So what happened ? Sorley has identified several problem areas that led to the eventual demise of the South. First was the really disgraceful way in which the U. S. bugged out. Having gotten the North back to the bargaining table, Nixon and Kissinger cut a deal–the January 27, 1973 Paris Peace Accord–which allowed the North to keep its forces in South Vietnam. At the time they were some 160,000 in number (as compared to the 27,000 that we were down to by then). Then, despite innumerable assurances, Nixon refused to resume bombing in order to enforce the accords. This enabled the North to use the cover of a cease fire to move more men and materiel into the South. Meanwhile, Congress, with bills like the Fulbright-Aiken Amendment, and extensive cuts to the military budget, pulled the logistical rug out from under the South. At the very time that the North was stockpiling arms, supplied by China and Russia, the South was having its supply of arms seriously curtailed. It was South Vietnam’s bad luck, at its hour of greatest peril, to be saddled with a feckless ally. Imagine having to depend on the U.S. for the logistical support which is your life’s blood at a time when it was being run by Nixon and Kissinger at the executive level and by folks like Ted Kennedy in the congressional realm. Sorley, properly, lays much of the blame at the doorstep of the American political leadership.

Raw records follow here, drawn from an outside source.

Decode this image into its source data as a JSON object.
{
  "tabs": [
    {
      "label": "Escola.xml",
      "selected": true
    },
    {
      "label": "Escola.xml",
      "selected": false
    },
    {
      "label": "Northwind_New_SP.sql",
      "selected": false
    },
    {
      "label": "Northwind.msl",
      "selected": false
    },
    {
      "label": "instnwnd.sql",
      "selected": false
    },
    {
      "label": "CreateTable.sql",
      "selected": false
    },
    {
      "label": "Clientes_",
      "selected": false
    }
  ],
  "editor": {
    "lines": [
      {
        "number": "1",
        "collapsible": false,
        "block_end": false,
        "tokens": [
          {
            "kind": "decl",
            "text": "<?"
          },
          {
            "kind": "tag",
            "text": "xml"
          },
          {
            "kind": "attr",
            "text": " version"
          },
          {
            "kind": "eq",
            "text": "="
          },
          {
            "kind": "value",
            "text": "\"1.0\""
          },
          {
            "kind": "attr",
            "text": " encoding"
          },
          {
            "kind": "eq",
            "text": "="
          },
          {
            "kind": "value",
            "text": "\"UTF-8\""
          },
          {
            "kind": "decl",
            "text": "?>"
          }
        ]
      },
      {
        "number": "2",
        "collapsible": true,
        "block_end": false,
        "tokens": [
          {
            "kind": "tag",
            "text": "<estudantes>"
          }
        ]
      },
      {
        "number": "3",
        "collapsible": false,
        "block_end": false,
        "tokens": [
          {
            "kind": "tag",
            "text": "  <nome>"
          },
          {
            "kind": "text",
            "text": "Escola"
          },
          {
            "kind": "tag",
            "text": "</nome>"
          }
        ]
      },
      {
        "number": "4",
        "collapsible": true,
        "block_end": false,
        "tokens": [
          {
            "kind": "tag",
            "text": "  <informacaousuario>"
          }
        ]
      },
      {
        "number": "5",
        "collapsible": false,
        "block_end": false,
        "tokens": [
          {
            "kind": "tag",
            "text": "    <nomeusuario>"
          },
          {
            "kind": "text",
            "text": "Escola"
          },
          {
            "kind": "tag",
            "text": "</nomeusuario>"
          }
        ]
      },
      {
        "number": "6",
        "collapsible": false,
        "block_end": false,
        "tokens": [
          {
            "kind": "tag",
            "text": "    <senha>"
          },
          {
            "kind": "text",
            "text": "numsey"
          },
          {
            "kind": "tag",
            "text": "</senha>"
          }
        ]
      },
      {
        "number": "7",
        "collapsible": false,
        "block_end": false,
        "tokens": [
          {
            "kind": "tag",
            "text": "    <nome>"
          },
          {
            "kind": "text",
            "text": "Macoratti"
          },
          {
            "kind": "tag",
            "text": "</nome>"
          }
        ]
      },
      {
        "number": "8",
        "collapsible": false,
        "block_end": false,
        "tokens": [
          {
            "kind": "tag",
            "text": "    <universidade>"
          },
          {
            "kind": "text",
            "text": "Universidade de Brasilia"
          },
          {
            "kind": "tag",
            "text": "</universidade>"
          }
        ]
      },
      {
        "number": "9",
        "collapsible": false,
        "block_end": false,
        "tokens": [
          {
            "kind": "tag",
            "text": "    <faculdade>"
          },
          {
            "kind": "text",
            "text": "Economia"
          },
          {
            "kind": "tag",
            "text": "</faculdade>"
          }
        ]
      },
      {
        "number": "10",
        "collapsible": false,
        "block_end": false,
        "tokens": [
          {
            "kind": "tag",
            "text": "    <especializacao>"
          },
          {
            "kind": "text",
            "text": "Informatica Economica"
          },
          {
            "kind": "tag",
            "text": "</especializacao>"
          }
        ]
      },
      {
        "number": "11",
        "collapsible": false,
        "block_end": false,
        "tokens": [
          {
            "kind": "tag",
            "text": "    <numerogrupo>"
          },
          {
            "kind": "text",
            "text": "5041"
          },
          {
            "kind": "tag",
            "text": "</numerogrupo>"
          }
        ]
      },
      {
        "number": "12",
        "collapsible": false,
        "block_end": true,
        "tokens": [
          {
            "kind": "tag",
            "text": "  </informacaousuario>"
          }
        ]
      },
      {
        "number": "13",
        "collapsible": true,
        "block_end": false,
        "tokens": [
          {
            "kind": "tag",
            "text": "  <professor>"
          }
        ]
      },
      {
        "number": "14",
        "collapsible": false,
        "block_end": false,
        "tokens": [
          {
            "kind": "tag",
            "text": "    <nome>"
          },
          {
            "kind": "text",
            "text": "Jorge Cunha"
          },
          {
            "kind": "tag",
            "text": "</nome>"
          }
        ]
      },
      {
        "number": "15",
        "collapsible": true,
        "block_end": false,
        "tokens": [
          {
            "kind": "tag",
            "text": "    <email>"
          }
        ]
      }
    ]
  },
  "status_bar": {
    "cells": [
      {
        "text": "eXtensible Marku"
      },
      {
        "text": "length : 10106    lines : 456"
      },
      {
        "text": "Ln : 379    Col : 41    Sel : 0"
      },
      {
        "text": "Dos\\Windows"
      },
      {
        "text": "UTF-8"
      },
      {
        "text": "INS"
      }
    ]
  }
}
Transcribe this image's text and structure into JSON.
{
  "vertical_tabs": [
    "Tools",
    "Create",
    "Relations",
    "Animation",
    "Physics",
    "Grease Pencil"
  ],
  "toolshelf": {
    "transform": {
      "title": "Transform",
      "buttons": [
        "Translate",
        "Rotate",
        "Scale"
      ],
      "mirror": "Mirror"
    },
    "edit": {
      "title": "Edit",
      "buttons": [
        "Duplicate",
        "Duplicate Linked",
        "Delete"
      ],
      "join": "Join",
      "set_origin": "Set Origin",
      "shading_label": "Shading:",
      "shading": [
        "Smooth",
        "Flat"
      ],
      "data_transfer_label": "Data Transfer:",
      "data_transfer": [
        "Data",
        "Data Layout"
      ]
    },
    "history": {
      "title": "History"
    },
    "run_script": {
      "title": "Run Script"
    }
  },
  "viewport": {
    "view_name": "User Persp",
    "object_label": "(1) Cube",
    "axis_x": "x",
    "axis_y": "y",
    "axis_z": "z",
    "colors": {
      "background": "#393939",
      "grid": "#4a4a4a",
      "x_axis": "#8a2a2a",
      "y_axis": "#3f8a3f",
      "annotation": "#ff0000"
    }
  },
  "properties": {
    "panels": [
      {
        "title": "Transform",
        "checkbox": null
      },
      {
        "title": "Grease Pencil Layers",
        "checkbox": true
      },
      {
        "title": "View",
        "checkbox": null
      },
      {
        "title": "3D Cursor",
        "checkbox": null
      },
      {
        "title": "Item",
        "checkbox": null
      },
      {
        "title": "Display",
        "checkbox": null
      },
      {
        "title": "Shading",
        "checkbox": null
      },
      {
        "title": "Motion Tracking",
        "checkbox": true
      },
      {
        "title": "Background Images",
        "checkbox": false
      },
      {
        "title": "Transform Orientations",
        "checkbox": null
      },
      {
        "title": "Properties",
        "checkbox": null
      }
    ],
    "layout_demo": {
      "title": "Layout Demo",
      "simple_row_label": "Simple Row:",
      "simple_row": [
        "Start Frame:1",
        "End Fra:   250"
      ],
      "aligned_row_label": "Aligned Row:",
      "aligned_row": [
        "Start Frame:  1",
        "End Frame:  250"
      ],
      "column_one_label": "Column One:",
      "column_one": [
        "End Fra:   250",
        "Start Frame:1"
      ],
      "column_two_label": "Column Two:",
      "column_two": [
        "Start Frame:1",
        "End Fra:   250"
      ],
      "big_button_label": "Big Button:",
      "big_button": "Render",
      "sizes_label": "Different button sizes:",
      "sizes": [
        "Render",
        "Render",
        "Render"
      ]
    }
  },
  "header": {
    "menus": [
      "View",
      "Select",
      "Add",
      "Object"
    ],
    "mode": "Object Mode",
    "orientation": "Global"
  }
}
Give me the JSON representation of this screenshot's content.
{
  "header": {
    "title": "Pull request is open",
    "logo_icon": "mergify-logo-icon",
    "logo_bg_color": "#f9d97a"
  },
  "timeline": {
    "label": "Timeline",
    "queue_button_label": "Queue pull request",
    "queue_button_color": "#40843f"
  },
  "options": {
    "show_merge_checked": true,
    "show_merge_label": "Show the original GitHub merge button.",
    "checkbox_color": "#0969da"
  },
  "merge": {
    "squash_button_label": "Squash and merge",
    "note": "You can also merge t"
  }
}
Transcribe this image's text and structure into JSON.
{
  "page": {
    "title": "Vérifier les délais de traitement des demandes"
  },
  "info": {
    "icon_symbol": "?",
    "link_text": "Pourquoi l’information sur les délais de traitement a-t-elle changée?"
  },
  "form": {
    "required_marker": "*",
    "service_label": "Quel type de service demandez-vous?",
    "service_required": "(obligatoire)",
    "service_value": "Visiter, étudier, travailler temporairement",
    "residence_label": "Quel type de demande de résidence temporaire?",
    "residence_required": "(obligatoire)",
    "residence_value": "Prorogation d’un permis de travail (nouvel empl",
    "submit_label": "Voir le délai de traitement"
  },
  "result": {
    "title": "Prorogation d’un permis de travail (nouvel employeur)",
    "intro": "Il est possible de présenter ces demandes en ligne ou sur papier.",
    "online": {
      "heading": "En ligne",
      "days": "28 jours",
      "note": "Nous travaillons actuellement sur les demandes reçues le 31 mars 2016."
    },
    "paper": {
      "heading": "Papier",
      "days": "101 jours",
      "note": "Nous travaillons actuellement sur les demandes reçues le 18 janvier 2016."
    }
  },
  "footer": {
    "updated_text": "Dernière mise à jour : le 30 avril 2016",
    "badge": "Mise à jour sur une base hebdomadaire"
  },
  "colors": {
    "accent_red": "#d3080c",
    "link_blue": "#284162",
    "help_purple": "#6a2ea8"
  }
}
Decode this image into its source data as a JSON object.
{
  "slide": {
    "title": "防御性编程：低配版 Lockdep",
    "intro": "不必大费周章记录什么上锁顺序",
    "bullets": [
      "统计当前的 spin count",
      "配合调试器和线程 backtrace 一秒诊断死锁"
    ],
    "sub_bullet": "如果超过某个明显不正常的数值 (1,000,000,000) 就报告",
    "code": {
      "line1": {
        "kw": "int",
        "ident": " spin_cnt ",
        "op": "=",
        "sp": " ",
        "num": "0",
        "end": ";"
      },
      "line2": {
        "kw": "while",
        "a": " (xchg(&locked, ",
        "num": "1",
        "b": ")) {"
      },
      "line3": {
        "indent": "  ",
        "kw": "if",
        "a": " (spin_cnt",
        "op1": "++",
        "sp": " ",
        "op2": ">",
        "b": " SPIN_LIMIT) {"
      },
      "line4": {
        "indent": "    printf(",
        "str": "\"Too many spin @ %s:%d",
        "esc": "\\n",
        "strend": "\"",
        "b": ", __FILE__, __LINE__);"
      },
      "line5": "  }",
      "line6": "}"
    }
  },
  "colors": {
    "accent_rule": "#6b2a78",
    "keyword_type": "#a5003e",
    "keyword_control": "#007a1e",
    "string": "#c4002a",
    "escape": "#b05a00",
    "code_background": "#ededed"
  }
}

A second problem, one for which the military itself must bear more blame than Sorley acknowledges, is that the American press, and through them the public, had lost faith in the War. It had dragged on much longer than American attention spans could tolerate. Political and military leaders had repeatedly misled the public about the prospects of winning the War. The Peace Movement had shaken domestic support for continuance of the effort. Events like the My Lai massacre and systemic problems like drug use, many of them exacerbated by the politically mandated transition to an all volunteer armed service, had undermined the morale of the troops and of the broader public. Like the boy who cried wolf, when the news they carried was finally true, that victory in the War was finally within our grasp, the military could not find anyone to believe them.
Will Iraq yet be Obama’s Vietnam? As Lowry wrote, “In Iraq, Bush snatched victory from the jaws of defeat with the surge. Obama is in danger of reversing the process.”